Initial set up process
Initial setup on Shopify can be time-consuming. Although the retail platform offers predefined templates to make it easier for brands to set up their stores, it takes a lot of time and effort to get there. You need to make yourself familiar with the platform during the setup process.
Selling on Amazon: Pros and cons
Selling on Amazon comes with its pros and cons: Here are a few of the advantages of selling on Amazon:
Pre-existing customer base
Starting a new business or taking your business online means your marketing funnel needs to be built from scratch. With millions of customers and a good conversion rate, Amazon’s SEO strategy makes it easier to rank and sell your products.
Any seller can get started on Amazon. Get your account details right and follow Amazon’s guidelines, you are good to go. Setup on Amazon involves fewer steps than Shopify.
When it comes to shopping online, customers tend to be reluctant to purchase from unknown stores. With Amazon, sellers benefit from its brand authority and reliability.
Fulfillment by Amazon (FBA)
With over 100 million Prime customers in the US alone, Amazon FBA gives an edge to sellers to gain more sales. Consumers are more inclined to purchase from a listing that is “Fulfilled by Amazon.”
While Amazon doesn’t offer an e-commerce university like Shopify, it does provide a seller forum where sellers can communicate and learn from one another.
I can’t stop emphasizing the significance of Amazon SEO.
Your product listings need to be well-optimized with relevant search terms. The higher you rank, the better sales you generate. Also, since your listing pages are hosted on Amazon that has high domain authority, chances are that your listings will be visible on Google as well.
Few disadvantages include:
Access to customers’ list
Amazon keeps the customers’ contact information private. So it’s hard to optimize your sales funnel and understand your customers’ shopping behavior.
Amazon is highly competitive when it comes to pricing. Don’t forget that you’ll be competing against established sellers and some big brands, including Amazon. These brands will have supply chain and cost advantages when compared to you.
Shopify has a clear advantage when it comes to customization and brand development. It provides everything from business name generator, logo creator to custom URL setup to customize and develop your brand.
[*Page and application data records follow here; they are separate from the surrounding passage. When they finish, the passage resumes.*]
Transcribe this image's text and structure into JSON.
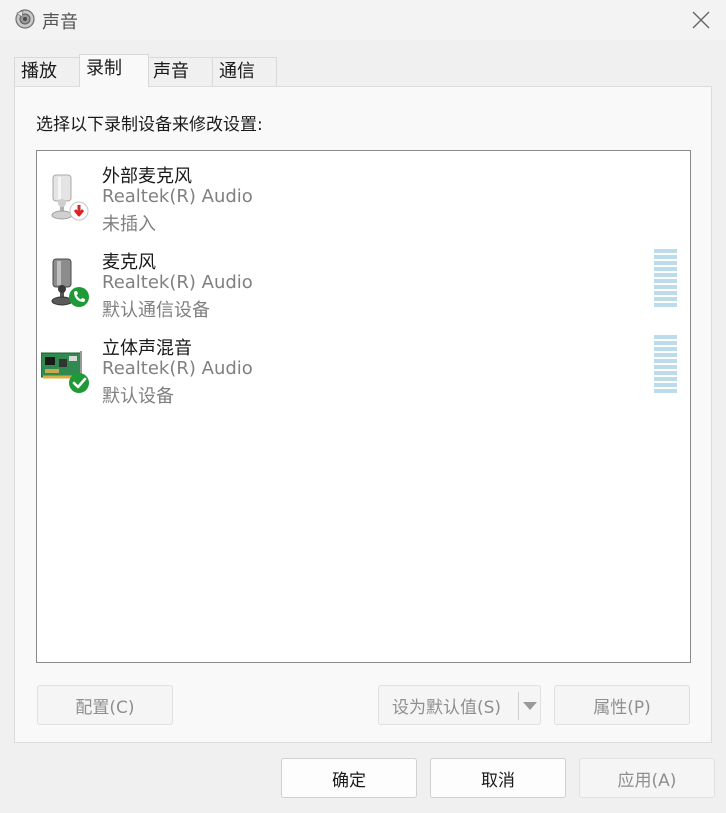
{
  "window": {
    "title": "声音"
  },
  "tabs": [
    {
      "label": "播放"
    },
    {
      "label": "录制",
      "active": true
    },
    {
      "label": "声音"
    },
    {
      "label": "通信"
    }
  ],
  "instruction": "选择以下录制设备来修改设置:",
  "devices": [
    {
      "name": "外部麦克风",
      "driver": "Realtek(R) Audio",
      "status": "未插入",
      "icon": "external-microphone-icon",
      "badge": "unplugged-arrow-badge"
    },
    {
      "name": "麦克风",
      "driver": "Realtek(R) Audio",
      "status": "默认通信设备",
      "icon": "microphone-icon",
      "badge": "phone-badge"
    },
    {
      "name": "立体声混音",
      "driver": "Realtek(R) Audio",
      "status": "默认设备",
      "icon": "sound-card-icon",
      "badge": "check-badge"
    }
  ],
  "buttons": {
    "configure": "配置(C)",
    "set_default": "设为默认值(S)",
    "properties": "属性(P)",
    "ok": "确定",
    "cancel": "取消",
    "apply": "应用(A)"
  },
  "colors": {
    "meter": "#bcdceb",
    "badge_green": "#1e9a36",
    "badge_red": "#d6262a"
  }
}
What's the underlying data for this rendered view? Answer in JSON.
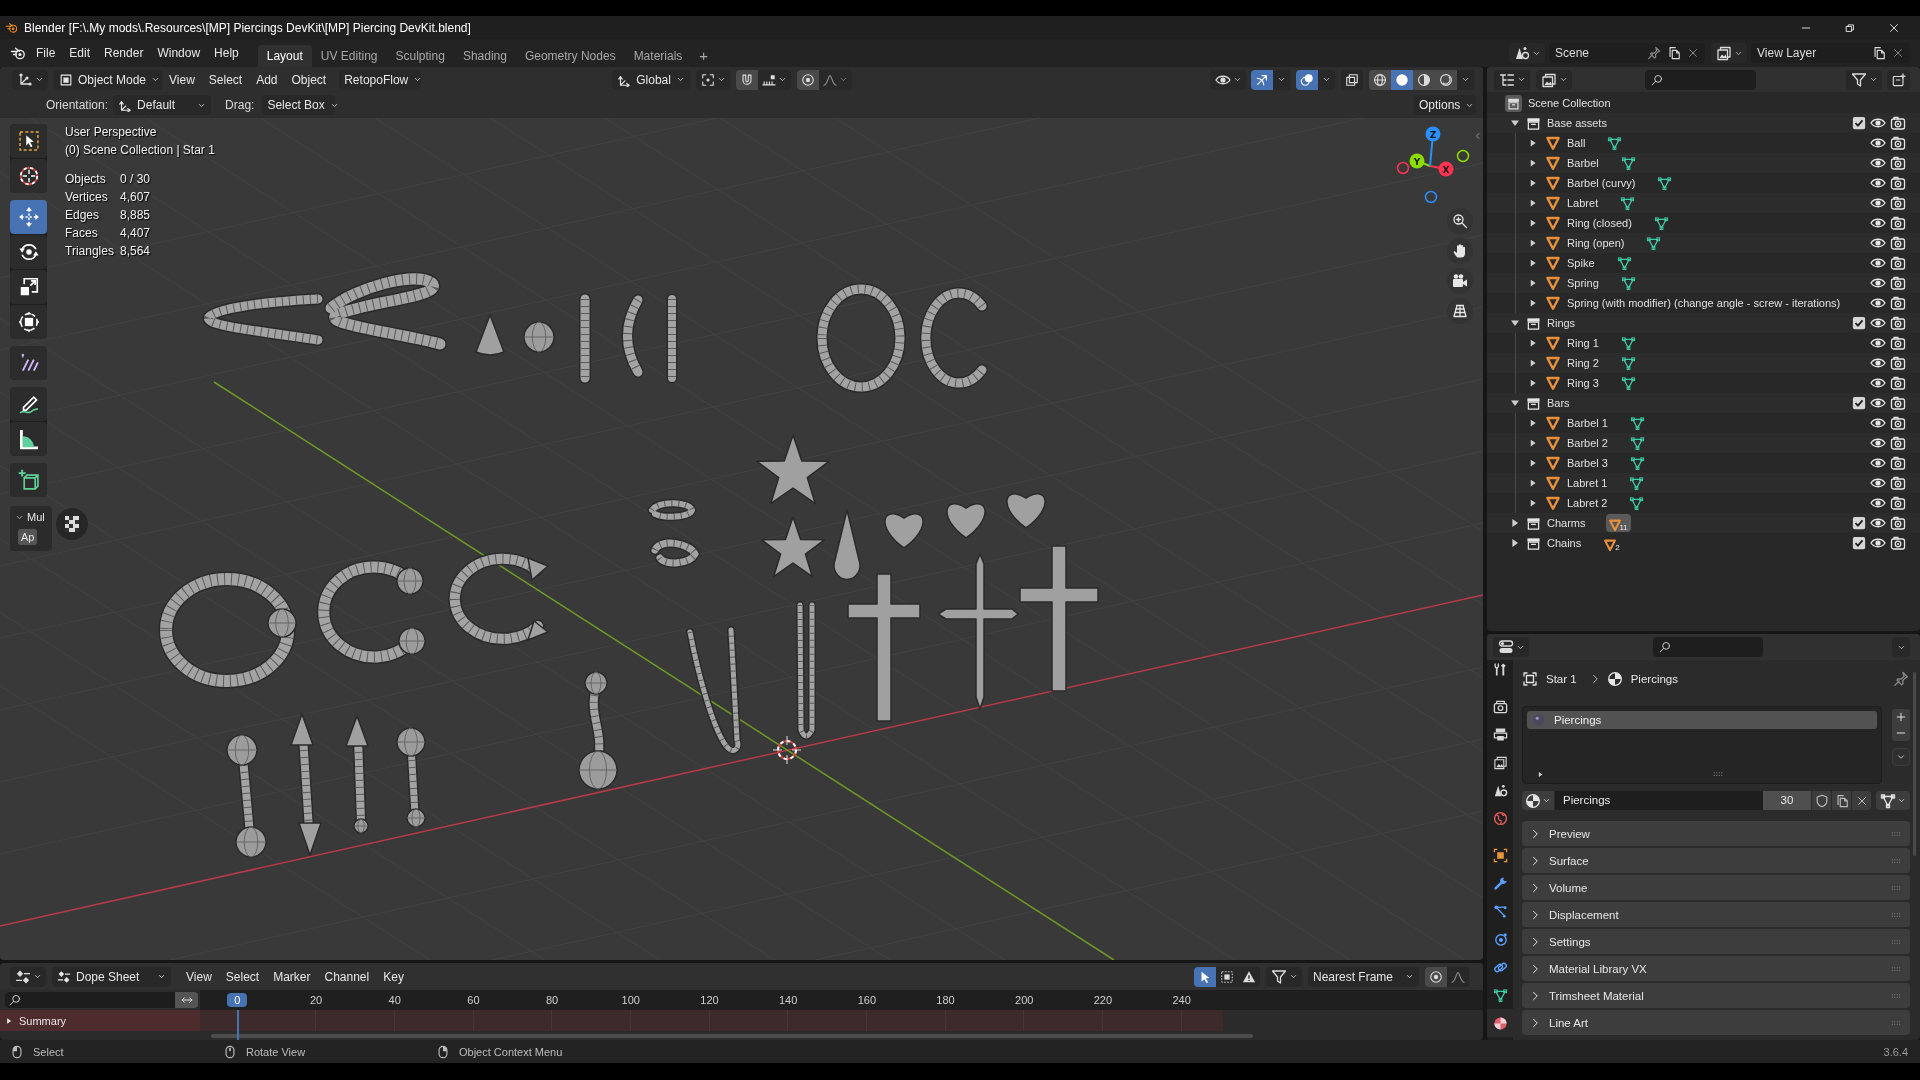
{
  "window": {
    "title": "Blender [F:\\.My mods\\.Resources\\[MP] Piercings DevKit\\[MP] Piercing DevKit.blend]"
  },
  "menus": [
    "File",
    "Edit",
    "Render",
    "Window",
    "Help"
  ],
  "workspaces": [
    {
      "label": "Layout",
      "selected": true
    },
    {
      "label": "UV Editing",
      "selected": false
    },
    {
      "label": "Sculpting",
      "selected": false
    },
    {
      "label": "Shading",
      "selected": false
    },
    {
      "label": "Geometry Nodes",
      "selected": false
    },
    {
      "label": "Materials",
      "selected": false
    }
  ],
  "add_workspace": "+",
  "scene": "Scene",
  "view_layer": "View Layer",
  "viewport": {
    "mode": "Object Mode",
    "menus": [
      "View",
      "Select",
      "Add",
      "Object"
    ],
    "addon_menu": "RetopoFlow",
    "orientation": "Global",
    "gizmos_on": true,
    "overlays_on": true,
    "shading": [
      {
        "kind": "wireframe",
        "selected": false
      },
      {
        "kind": "solid",
        "selected": true
      },
      {
        "kind": "material",
        "selected": false
      },
      {
        "kind": "rendered",
        "selected": false
      }
    ],
    "tool_settings": {
      "orientation_label": "Orientation:",
      "orientation": "Default",
      "drag_label": "Drag:",
      "drag": "Select Box",
      "options": "Options"
    },
    "tools": [
      [
        {
          "kind": "select_box",
          "selected": false
        },
        {
          "kind": "cursor",
          "selected": false
        }
      ],
      [
        {
          "kind": "move",
          "selected": true
        },
        {
          "kind": "rotate",
          "selected": false
        },
        {
          "kind": "scale",
          "selected": false
        },
        {
          "kind": "transform",
          "selected": false
        }
      ],
      [
        {
          "kind": "annotate",
          "selected": false
        }
      ],
      [
        {
          "kind": "draw",
          "selected": false
        },
        {
          "kind": "measure",
          "selected": false
        }
      ],
      [
        {
          "kind": "add_cube",
          "selected": false
        }
      ]
    ],
    "operator_panel": {
      "title": "Mul",
      "button": "Ap",
      "expanded": true
    },
    "info": [
      "User Perspective",
      "(0) Scene Collection | Star 1"
    ],
    "statistics": [
      {
        "label": "Objects",
        "value": "0 / 30"
      },
      {
        "label": "Vertices",
        "value": "4,607"
      },
      {
        "label": "Edges",
        "value": "8,885"
      },
      {
        "label": "Faces",
        "value": "4,407"
      },
      {
        "label": "Triangles",
        "value": "8,564"
      }
    ],
    "gizmo_axes": [
      {
        "label": "X",
        "color": "#ff3352"
      },
      {
        "label": "Y",
        "color": "#8bdc00"
      },
      {
        "label": "Z",
        "color": "#2890ff"
      }
    ]
  },
  "outliner": {
    "root": "Scene Collection",
    "collections": [
      {
        "name": "Base assets",
        "expanded": true,
        "checked": true,
        "visible": true,
        "renderable": true,
        "children": [
          {
            "name": "Ball",
            "expanded": false,
            "data_icon": true,
            "visible": true,
            "renderable": true
          },
          {
            "name": "Barbel",
            "expanded": false,
            "data_icon": true,
            "visible": true,
            "renderable": true
          },
          {
            "name": "Barbel (curvy)",
            "expanded": false,
            "data_icon": true,
            "visible": true,
            "renderable": true
          },
          {
            "name": "Labret",
            "expanded": false,
            "data_icon": true,
            "visible": true,
            "renderable": true
          },
          {
            "name": "Ring (closed)",
            "expanded": false,
            "data_icon": true,
            "visible": true,
            "renderable": true
          },
          {
            "name": "Ring (open)",
            "expanded": false,
            "data_icon": true,
            "visible": true,
            "renderable": true
          },
          {
            "name": "Spike",
            "expanded": false,
            "data_icon": true,
            "visible": true,
            "renderable": true
          },
          {
            "name": "Spring",
            "expanded": false,
            "data_icon": true,
            "visible": true,
            "renderable": true
          },
          {
            "name": "Spring (with modifier) (change angle - screw - iterations)",
            "expanded": false,
            "data_icon": false,
            "visible": true,
            "renderable": true
          }
        ]
      },
      {
        "name": "Rings",
        "expanded": true,
        "checked": true,
        "visible": true,
        "renderable": true,
        "children": [
          {
            "name": "Ring 1",
            "expanded": false,
            "data_icon": true,
            "visible": true,
            "renderable": true
          },
          {
            "name": "Ring 2",
            "expanded": false,
            "data_icon": true,
            "visible": true,
            "renderable": true
          },
          {
            "name": "Ring 3",
            "expanded": false,
            "data_icon": true,
            "visible": true,
            "renderable": true
          }
        ]
      },
      {
        "name": "Bars",
        "expanded": true,
        "checked": true,
        "visible": true,
        "renderable": true,
        "children": [
          {
            "name": "Barbel 1",
            "expanded": false,
            "data_icon": true,
            "visible": true,
            "renderable": true
          },
          {
            "name": "Barbel 2",
            "expanded": false,
            "data_icon": true,
            "visible": true,
            "renderable": true
          },
          {
            "name": "Barbel 3",
            "expanded": false,
            "data_icon": true,
            "visible": true,
            "renderable": true
          },
          {
            "name": "Labret 1",
            "expanded": false,
            "data_icon": true,
            "visible": true,
            "renderable": true
          },
          {
            "name": "Labret 2",
            "expanded": false,
            "data_icon": true,
            "visible": true,
            "renderable": true
          }
        ]
      },
      {
        "name": "Charms",
        "expanded": false,
        "checked": true,
        "visible": true,
        "renderable": true,
        "badge": {
          "count": "11",
          "active": true
        }
      },
      {
        "name": "Chains",
        "expanded": false,
        "checked": true,
        "visible": true,
        "renderable": true,
        "badge": {
          "count": "2",
          "active": false
        }
      }
    ]
  },
  "properties": {
    "tabs": [
      [
        {
          "kind": "tool",
          "selected": false
        }
      ],
      [
        {
          "kind": "render",
          "selected": false
        },
        {
          "kind": "output",
          "selected": false
        },
        {
          "kind": "view_layer",
          "selected": false
        },
        {
          "kind": "scene",
          "selected": false
        },
        {
          "kind": "world",
          "selected": false
        }
      ],
      [
        {
          "kind": "object",
          "selected": false
        },
        {
          "kind": "modifiers",
          "selected": false
        },
        {
          "kind": "particles",
          "selected": false
        },
        {
          "kind": "physics",
          "selected": false
        },
        {
          "kind": "constraints",
          "selected": false
        },
        {
          "kind": "data",
          "selected": false
        },
        {
          "kind": "material",
          "selected": true
        }
      ]
    ],
    "breadcrumb": [
      "Star 1",
      "Piercings"
    ],
    "slots": [
      {
        "name": "Piercings",
        "selected": true
      }
    ],
    "material": "Piercings",
    "users": "30",
    "panels": [
      {
        "title": "Preview",
        "expanded": false
      },
      {
        "title": "Surface",
        "expanded": false
      },
      {
        "title": "Volume",
        "expanded": false
      },
      {
        "title": "Displacement",
        "expanded": false
      },
      {
        "title": "Settings",
        "expanded": false
      },
      {
        "title": "Material Library VX",
        "expanded": false
      },
      {
        "title": "Trimsheet Material",
        "expanded": false
      },
      {
        "title": "Line Art",
        "expanded": false
      }
    ]
  },
  "timeline": {
    "editor": "Dope Sheet",
    "menus": [
      "View",
      "Select",
      "Marker",
      "Channel",
      "Key"
    ],
    "only_selected": true,
    "snapping": "Nearest Frame",
    "current_frame": "0",
    "frame_labels": [
      "20",
      "40",
      "60",
      "80",
      "100",
      "120",
      "140",
      "160",
      "180",
      "200",
      "220",
      "240"
    ],
    "channels": [
      {
        "name": "Summary",
        "expanded": false
      }
    ]
  },
  "status_bar": {
    "hints": [
      {
        "kind": "left",
        "label": "Select"
      },
      {
        "kind": "middle",
        "label": "Rotate View"
      },
      {
        "kind": "right",
        "label": "Object Context Menu"
      }
    ],
    "version": "3.6.4"
  }
}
Recommended Guide: The Power of Branding on Amazon.
Amazon vs Shopify: Our Verdict
Should you go all-in on Shopify or Amazon? I would rather say not to. I wouldn’t advise putting all eggs in one basket. You don’t want to miss out on the mutually exclusive benefits of each platform. So incorporating both Amazon and Shopify into your business makes better sense.
For most sellers, Amazon is a better option, especially if you are just starting. For an existing seller, it’s nice to take control over Shopify. However, driving traffic is a huge part of selling online, and gaining visibility is a daunting job. Though most sellers may not realize, with millions of shoppers, Amazon makes it easier.
You should use Amazon if:
- You are a new seller without a customer base and want to scale your business
- You are looking for a hassle-free way to start almost immediately
- You don’t mind having competition
You should use Shopify if:
- You want to build your online presence
- You can put extra effort into building your online store
- You are not keen on competition
- You can wait before you have a consistent customer base or if you have an existing customer base
Using Amazon with Shopify
When both Amazon and Shopify serve their purposes, why don’t you use them both?
Yes, you can integrate both Amazon and Shopify. Build your e-commerce empire and capture the shoppers from the world’s largest marketplace at the same time in just a few clicks.
If you want to know how to integrate Amazon with Shopify, check out this article.
If you want to know which platform to use, you need to figure out how much control you want, how much time and effort you can put in, and ultimately, how you want your business to grow.
The decision gets simplified when you know what you want most for your business in the selling process.